● **Exercise**
Please report each line of the data below that contains "description".

Stored data

BEGIN

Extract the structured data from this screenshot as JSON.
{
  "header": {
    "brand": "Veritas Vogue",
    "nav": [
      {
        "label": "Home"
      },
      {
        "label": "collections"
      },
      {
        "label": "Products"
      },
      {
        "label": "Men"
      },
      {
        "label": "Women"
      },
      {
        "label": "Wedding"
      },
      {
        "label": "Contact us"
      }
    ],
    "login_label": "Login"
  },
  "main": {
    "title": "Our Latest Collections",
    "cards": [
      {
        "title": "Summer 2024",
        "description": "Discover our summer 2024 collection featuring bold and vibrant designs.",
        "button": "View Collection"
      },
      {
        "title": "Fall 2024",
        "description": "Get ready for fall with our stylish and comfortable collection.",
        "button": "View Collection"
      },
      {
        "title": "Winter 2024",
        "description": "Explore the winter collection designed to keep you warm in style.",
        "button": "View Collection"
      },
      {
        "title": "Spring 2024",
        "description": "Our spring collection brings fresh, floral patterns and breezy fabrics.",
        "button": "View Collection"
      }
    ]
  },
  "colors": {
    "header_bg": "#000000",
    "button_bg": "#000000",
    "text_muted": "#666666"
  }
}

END

● **Response area**
        "description": "Discover our summer 2024 collection featuring bold and vibrant designs.",
        "description": "Get ready for fall with our stylish and comfortable collection.",
        "description": "Explore the winter collection designed to keep you warm in style.",
        "description": "Our spring collection brings fresh, floral patterns and breezy fabrics.",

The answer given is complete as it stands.